Art Refuge Mural- January 2012
A report from one of our latest volunteers
All the planning in the world could not prepare me for the reality of landing in the heart of Nepal in January. A world away from that of my own, I had found myself immersed in vivid colours, amongst gods and goddesses, and dealing with the uncertainty of power shortages. Not to mention swollen hands from the chilly temperatures. My purpose was to use scenic art techniques to enable a group of young Tibetan refugees to transform a cold dark corridor into something they could be proud of and which would welcome future refugees to the Art Refuge Classroom.

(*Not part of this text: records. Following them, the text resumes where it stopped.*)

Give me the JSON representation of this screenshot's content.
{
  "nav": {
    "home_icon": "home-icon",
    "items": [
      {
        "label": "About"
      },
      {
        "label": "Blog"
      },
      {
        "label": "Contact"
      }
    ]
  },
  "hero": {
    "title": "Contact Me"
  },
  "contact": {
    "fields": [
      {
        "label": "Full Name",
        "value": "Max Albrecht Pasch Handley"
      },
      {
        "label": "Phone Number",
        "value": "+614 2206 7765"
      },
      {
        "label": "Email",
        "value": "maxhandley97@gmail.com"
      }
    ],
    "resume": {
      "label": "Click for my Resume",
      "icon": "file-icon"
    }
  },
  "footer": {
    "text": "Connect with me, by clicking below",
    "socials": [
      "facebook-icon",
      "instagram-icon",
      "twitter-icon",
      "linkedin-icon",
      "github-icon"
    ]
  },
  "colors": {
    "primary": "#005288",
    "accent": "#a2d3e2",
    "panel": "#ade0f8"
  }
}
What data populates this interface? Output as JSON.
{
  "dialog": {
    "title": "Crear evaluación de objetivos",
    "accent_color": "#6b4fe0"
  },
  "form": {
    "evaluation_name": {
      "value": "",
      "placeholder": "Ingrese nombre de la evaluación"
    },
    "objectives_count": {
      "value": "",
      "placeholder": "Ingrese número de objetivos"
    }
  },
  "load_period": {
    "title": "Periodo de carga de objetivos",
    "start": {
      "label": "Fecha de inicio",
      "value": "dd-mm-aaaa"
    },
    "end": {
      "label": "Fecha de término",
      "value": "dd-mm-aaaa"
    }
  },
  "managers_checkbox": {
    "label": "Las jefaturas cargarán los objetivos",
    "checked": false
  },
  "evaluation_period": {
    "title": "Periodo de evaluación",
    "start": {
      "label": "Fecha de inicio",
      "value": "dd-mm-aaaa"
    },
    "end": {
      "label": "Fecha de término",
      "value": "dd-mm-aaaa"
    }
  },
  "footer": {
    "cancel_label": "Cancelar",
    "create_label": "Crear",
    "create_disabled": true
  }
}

It had been hugely tempting to bring my own supplies but buying locally benefits the community, is cost effect and adds to the adventure. I knew I had found my paint heaven when I ducked through a pair of delicately carved wooden shutters past a set of weighing scales balancing paint pigments. This was confirmed by the fact the owner voluntarily gave me a discount, lent me his sponges and advised me to sand the wall before painting it. The paints were brilliant. Hand painted advertising is the norm in Nepal so paint is readily available, durable and water based!
Throughout the painting process my focus was on giving everyone the chance to express themselves. My scenic art background has taught me to develop the image as a whole: placing layer upon layer with each enhancing the one before. In this situation layers built confidence. Priming the wall white provided an opportunity to show the children how to load their paint brushes and direct the paint at the wall rather than the floor, each other, or themselves. With the initial mess mopped up I could introduce blending and colour in the form of scumbling.
The children dived at the wall with such enthusiasm that you suddenly required sunglasses to be able to walk past. Scumbling created an interesting base which we added texture to with foam cut rollers and orange paint. Using white chalk I split the wall into sections so that everyone had a chance to create their own design. Many were caught between wanting to get stuck in and getting it wrong. After some positive persuasion they would reach out and realise they could do it. The next day they would rush past pointing at their bit exclaiming with glee ‘that was me, I did that!’
Meanwhile in the classroom my fellow volunteer created a mural plan to aid explanations. She scumbled big sheets of paper and asked the children to attach pictures of what they wished to go to the wall using their country of origin as inspiration. It was touching to hear their longing for familiar surroundings; apples, flowers and mountains.
The border consisted of stencils and stamps which the children had created in the classroom during the previous week. Again I introduced the stencilling in stages. We practiced in the classroom and on the wall with a simple blue stencil before moving onto their final stencils. Building it up was crucial so that the children realised how much paint they needed and could experiment with different application techniques and colour combinations. The use of lotus flowers was as a result of my prelimary research into popular symbols in their culture.
Though everyone felt a shared ownership for the emerging mural I wished to give the regulars an opportunity to design a mandala (circle) for the wall. One young man in particular stood out for me. He claimed that he could draw no more than a pencil line when I first arrived but after a week of flying paint, rollers and stencilling his face glowed with happiness as he painted a flower mandala without hesitation.
Either side of the doors we painted lion dogs. This enabled me to show everyone how to use a template and pouncing to produce a repeating image. I then challenged a small group of young adults with the basics of trompe l’oeil by painting the lions using light and dark green paint. There were mixed results but it got a thumbs up from the stream of onlookers. Within the border we did two big paintings. In theory I chose a colouring-in exercise (The Buddha) for the younger ones and an expressive landscape scene based on the mural plan for the older ones. But the younger ones drew their homes on the landscape whilst some of the older ones added detail to the Buddha. It was pure team work.
With the Buddha I made the rooky error of not understanding my source material. The children loved colouring in this one particular Buddha in the classroom so I quickly transferred it to the wall; completely disregarding the importance of the triple chin, broad shoulders, rounded form, long sensuous fingers, feet with level tread, long ears and ambiguous eyes. It turns out that a Buddha has its own rules of proportion that must be religiously followed. Everyday a crowd would gather to discuss my errors and debate the subsequent colour palette. Of course by this point I was taking advice from those in the know, but even now I am not even sure if this particular Buddha is meant to be holding a lotus flower or not. Either way in the course of three weeks the corridor had become a place to stop and smile.
The use of scenic art techniques empowered the children. They felt comfortable as they were using familiar imagery and reproducing methods that had been broken down into manageable steps. Within these boundaries they surprised themselves by creating something new. The mural enabled them to play and express their identities. My next collaborative mural requires a five day trek into the depths of Himalayas….!
SARAH KIER, January 2012
Take a look at some photos that Sarah has taken of the mural at our flickr site here.